“Drugs are no benefit to any community,” he said. “I would work with local law enforcement to get things done. We need more outreach, and we need more treatment. It’s a plague.”
Holmes said he also thinks local landlords should be held accountable for what happens inside their rental properties.
“They have those programs, and you see those vehicles that say they’ve been seized from drug dealers or whatever,” Holmes said. “Let’s start doing that with property owners. They know what’s going on, but they turn a blind eye. Let’s start taking these houses away from people, and they won’t be so willing to ignore it.”
Holmes said he also believes the city needs to be more accommodating to local businesses.
“They make it so hard for people who want to do business here,” he said. “All these laws and rules, when we need to pull some people in. Chillicothe is growing; Ashville, Commercial Point, South Bloomfield are growing; places all around us are growing, and here we are, sitting idle. That needs to change. This town does not survive off the Pumpkin Show.”
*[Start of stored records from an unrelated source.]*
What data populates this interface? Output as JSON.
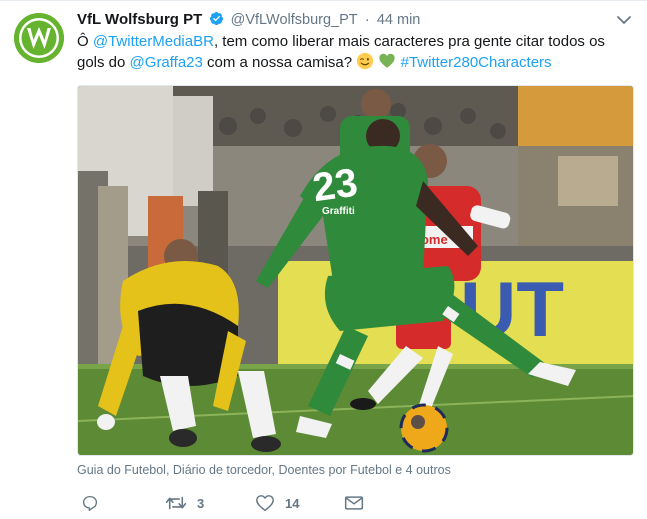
{
  "account": {
    "name": "VfL Wolfsburg PT",
    "handle": "@VfLWolfsburg_PT",
    "separator": "·",
    "time": "44 min",
    "brand_color": "#65b32e"
  },
  "tweet": {
    "text_intro": "Ô ",
    "mention_1": "@TwitterMediaBR",
    "text_mid": ", tem como liberar mais caracteres pra gente citar todos os gols do ",
    "mention_2": "@Graffa23",
    "text_end": " com a nossa camisa? ",
    "hashtag": "#Twitter280Characters"
  },
  "media": {
    "jersey_number": "23",
    "shirt_sponsor": "Graffiti",
    "board_text": "T-Home",
    "ad_text": "UT"
  },
  "caption": "Guia do Futebol, Diário de torcedor, Doentes por Futebol e 4 outros",
  "actions": {
    "reply_count": "",
    "retweet_count": "3",
    "like_count": "14"
  },
  "colors": {
    "link": "#1da1f2",
    "muted": "#657786",
    "pitch": "#5d8a34",
    "wolfsburg_kit": "#2f8a3c",
    "bayern_kit": "#d52b2b",
    "keeper_kit": "#e5c21a"
  },
  "icons": [
    "avatar-logo",
    "verified-badge-icon",
    "caret-down-icon",
    "wink-emoji-icon",
    "green-heart-icon",
    "reply-icon",
    "retweet-icon",
    "like-icon",
    "direct-message-icon"
  ]
}
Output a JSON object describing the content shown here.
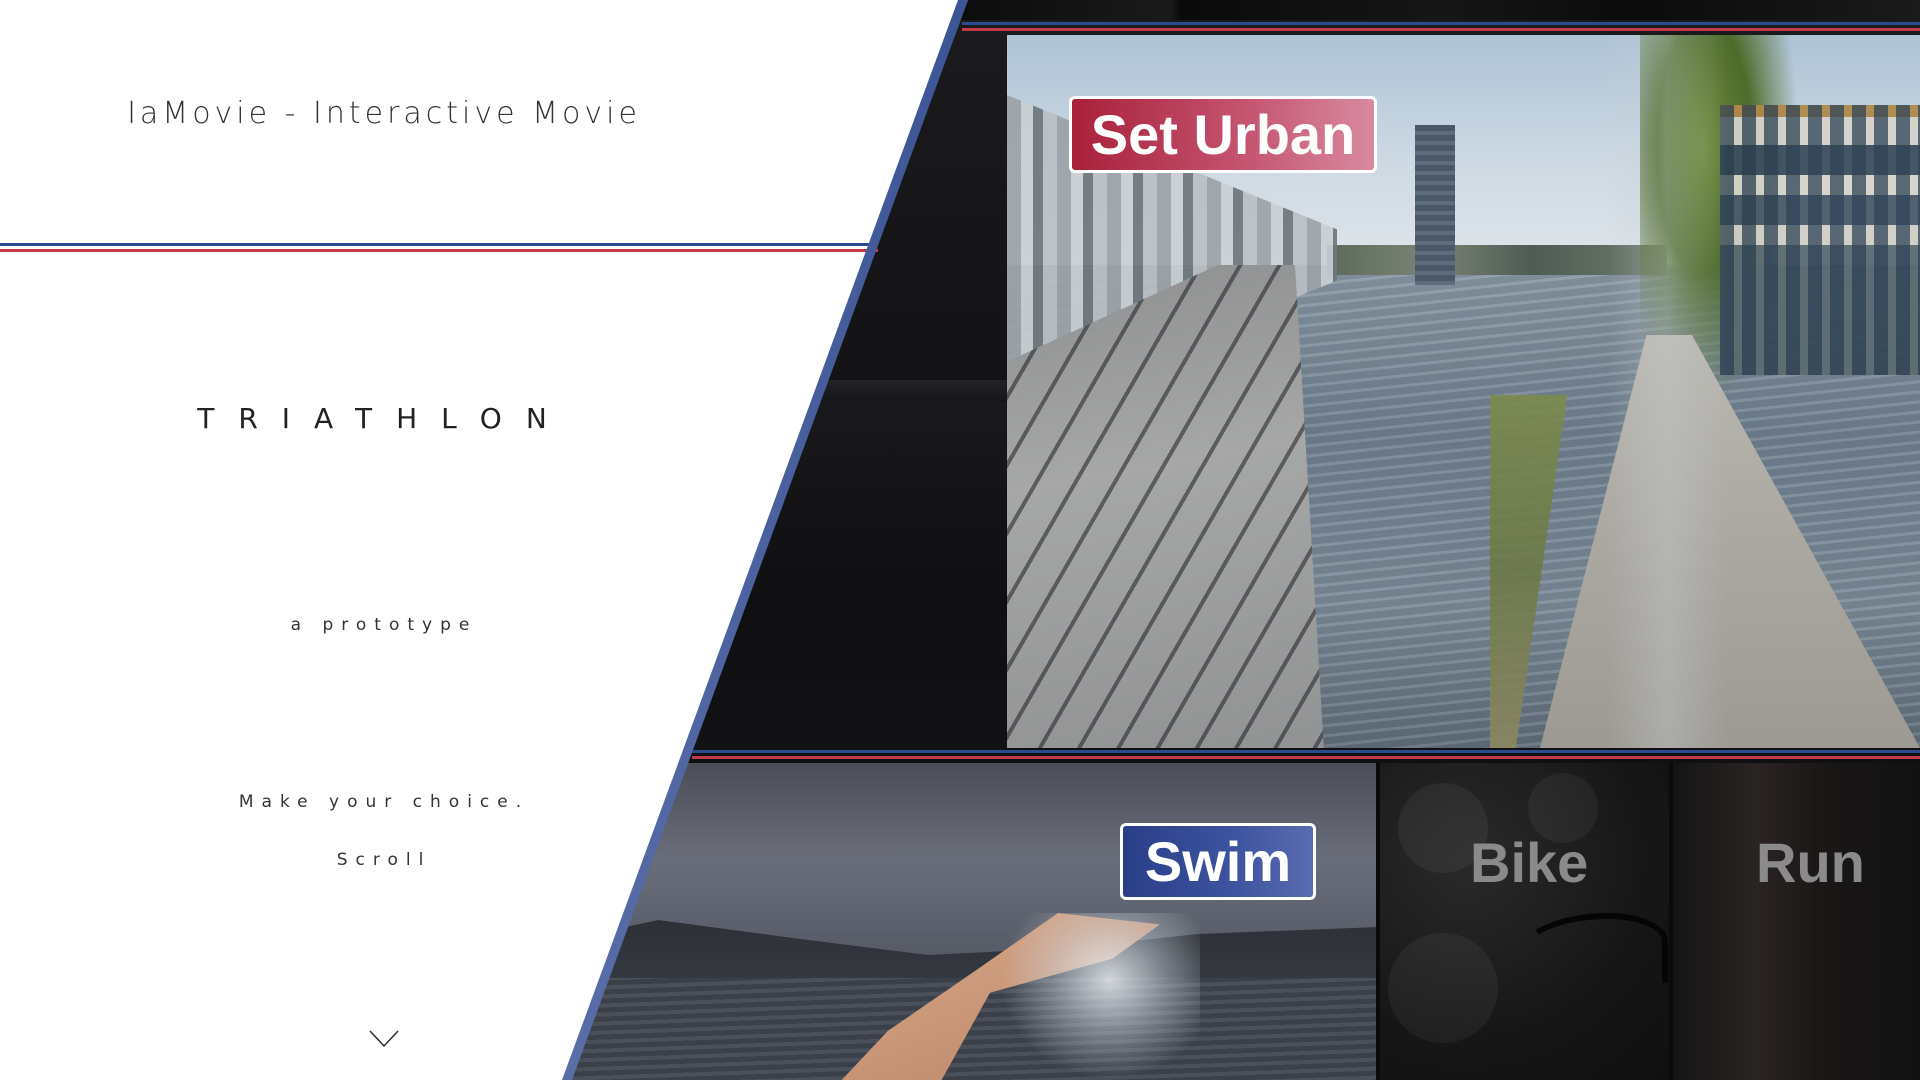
{
  "header": {
    "title": "IaMovie - Interactive Movie"
  },
  "hero": {
    "heading": "TRIATHLON",
    "tagline": "a prototype",
    "instruction": "Make your choice.",
    "scroll_hint": "Scroll"
  },
  "scenes": {
    "urban_label": "Set Urban",
    "swim_label": "Swim",
    "bike_label": "Bike",
    "run_label": "Run"
  },
  "colors": {
    "accent_red": "#c23a4a",
    "accent_blue": "#2c4a90",
    "urban_tag": "#b83350",
    "swim_tag": "#34489a"
  },
  "icons": {
    "scroll": "chevron-down-icon"
  }
}
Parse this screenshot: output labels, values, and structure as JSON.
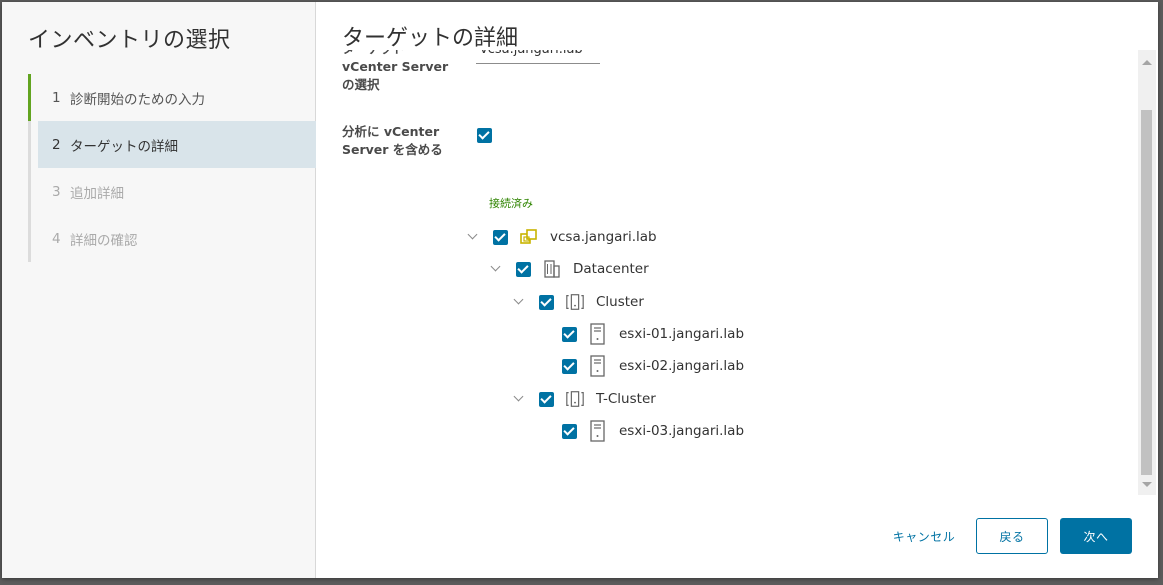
{
  "sidebar": {
    "title": "インベントリの選択",
    "steps": [
      {
        "num": "1",
        "label": "診断開始のための入力"
      },
      {
        "num": "2",
        "label": "ターゲットの詳細"
      },
      {
        "num": "3",
        "label": "追加詳細"
      },
      {
        "num": "4",
        "label": "詳細の確認"
      }
    ]
  },
  "main": {
    "title": "ターゲットの詳細",
    "vcenter_select_label_line1": "ターゲット",
    "vcenter_select_label_line2": "vCenter Server",
    "vcenter_select_label_line3": "の選択",
    "vcenter_select_value": "vcsa.jangari.lab",
    "include_vcenter_label_line1": "分析に vCenter",
    "include_vcenter_label_line2": "Server を含める",
    "include_vcenter_checked": true,
    "connected_label": "接続済み",
    "tree": [
      {
        "label": "vcsa.jangari.lab",
        "icon": "vcenter-icon",
        "checked": true
      },
      {
        "label": "Datacenter",
        "icon": "datacenter-icon",
        "checked": true
      },
      {
        "label": "Cluster",
        "icon": "cluster-icon",
        "checked": true
      },
      {
        "label": "esxi-01.jangari.lab",
        "icon": "host-icon",
        "checked": true
      },
      {
        "label": "esxi-02.jangari.lab",
        "icon": "host-icon",
        "checked": true
      },
      {
        "label": "T-Cluster",
        "icon": "cluster-icon",
        "checked": true
      },
      {
        "label": "esxi-03.jangari.lab",
        "icon": "host-icon",
        "checked": true
      }
    ]
  },
  "footer": {
    "cancel_label": "キャンセル",
    "back_label": "戻る",
    "next_label": "次へ"
  },
  "colors": {
    "primary": "#0072a3",
    "step_done": "#62a420",
    "connected": "#2f8400",
    "current_step_bg": "#d9e4ea"
  }
}
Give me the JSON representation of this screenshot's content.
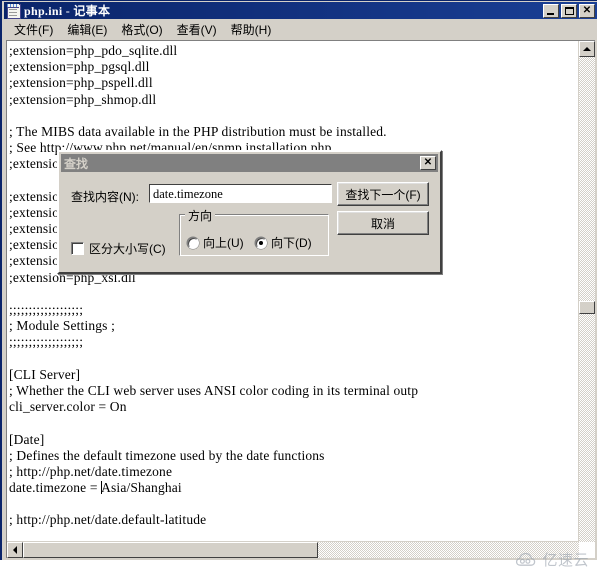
{
  "window": {
    "title": "php.ini - 记事本",
    "icon": "notepad-icon",
    "buttons": {
      "minimize": "_",
      "maximize": "□",
      "close": "✕"
    }
  },
  "menu": {
    "items": [
      {
        "label": "文件(F)"
      },
      {
        "label": "编辑(E)"
      },
      {
        "label": "格式(O)"
      },
      {
        "label": "查看(V)"
      },
      {
        "label": "帮助(H)"
      }
    ]
  },
  "editor": {
    "lines": [
      ";extension=php_pdo_sqlite.dll",
      ";extension=php_pgsql.dll",
      ";extension=php_pspell.dll",
      ";extension=php_shmop.dll",
      "",
      "; The MIBS data available in the PHP distribution must be installed.",
      "; See http://www.php.net/manual/en/snmp.installation.php",
      ";extension=php_snmp.dll",
      "",
      ";extension=php_soap.dll",
      ";extension=php_sockets.dll",
      ";extension=php_sqlite3.dll",
      ";extension=php_tidy.dll",
      ";extension=php_xmlrpc.dll",
      ";extension=php_xsl.dll",
      "",
      ";;;;;;;;;;;;;;;;;;;",
      "; Module Settings ;",
      ";;;;;;;;;;;;;;;;;;;",
      "",
      "[CLI Server]",
      "; Whether the CLI web server uses ANSI color coding in its terminal outp",
      "cli_server.color = On",
      "",
      "[Date]",
      "; Defines the default timezone used by the date functions",
      "; http://php.net/date.timezone",
      "date.timezone = Asia/Shanghai",
      "",
      "; http://php.net/date.default-latitude"
    ],
    "caret_line_index": 27,
    "caret_column": 16,
    "scrollbars": {
      "vertical_thumb_top_pct": 53,
      "horizontal_thumb_width_pct": 53
    }
  },
  "find_dialog": {
    "title": "查找",
    "close_label": "✕",
    "find_what_label": "查找内容(N):",
    "find_what_value": "date.timezone",
    "find_next_label": "查找下一个(F)",
    "cancel_label": "取消",
    "direction_legend": "方向",
    "direction_up_label": "向上(U)",
    "direction_down_label": "向下(D)",
    "direction_selected": "down",
    "match_case_label": "区分大小写(C)",
    "match_case_checked": false
  },
  "watermark": {
    "text": "亿速云",
    "icon": "cloud-eyes-logo",
    "color": "#9aa3ad"
  },
  "colors": {
    "titlebar_active": "#0a246a",
    "titlebar_inactive": "#808080",
    "window_face": "#d4d0c8",
    "editor_bg": "#ffffff",
    "text": "#000000"
  }
}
Holmes said he would also focus on the city’s employees and safety forces that he believes have not been treated fairly in recent years.
“The safety forces are not happy, they don’t get treated right,” he said. “When you sign up to be a police officer or a fireman, it’s a career move. That’s not a job, those are careers. The police have so much turnover because of the way the city runs that department.”
He said if you don’t see an officer today that you saw yesterday, it makes you wonder why they’re not there anymore.
“There are too many games involved,” he said. “People who work for cities, villages, townships, those are supposed to be good jobs so you can take care of your families, but it’s not happening. Yet there’s money to spend on other things.”
Holmes points to the recent attempt at creating a city charter as an example of what he believes was an unnecessary expenditure of city funds. Holmes was a vocal opponent of the effort and even purchased billboard space to urge residents to vote against the proposed charter.
He said he also believes the city should focus on issues like train traffic and improving the city’s water system to help draw new business and growth into Circleville.
“This town is not looking for new and improved, and it’s not going that way,” he said. “Younger people need to get involved, get out there and voice their opinions and make themselves heard. It’s not for the seven people who sit on council or the one person who calls himself mayor. It’s for the people who live here.”
And win or lose on Nov. 3, Holmes said the effort has been worthwhile.
“I get out there and talk to people and try to make them realize things need to be different,” he said. “If one person understands that, then I’ve done my job.”
This article originally appeared on The Pickaway News Journal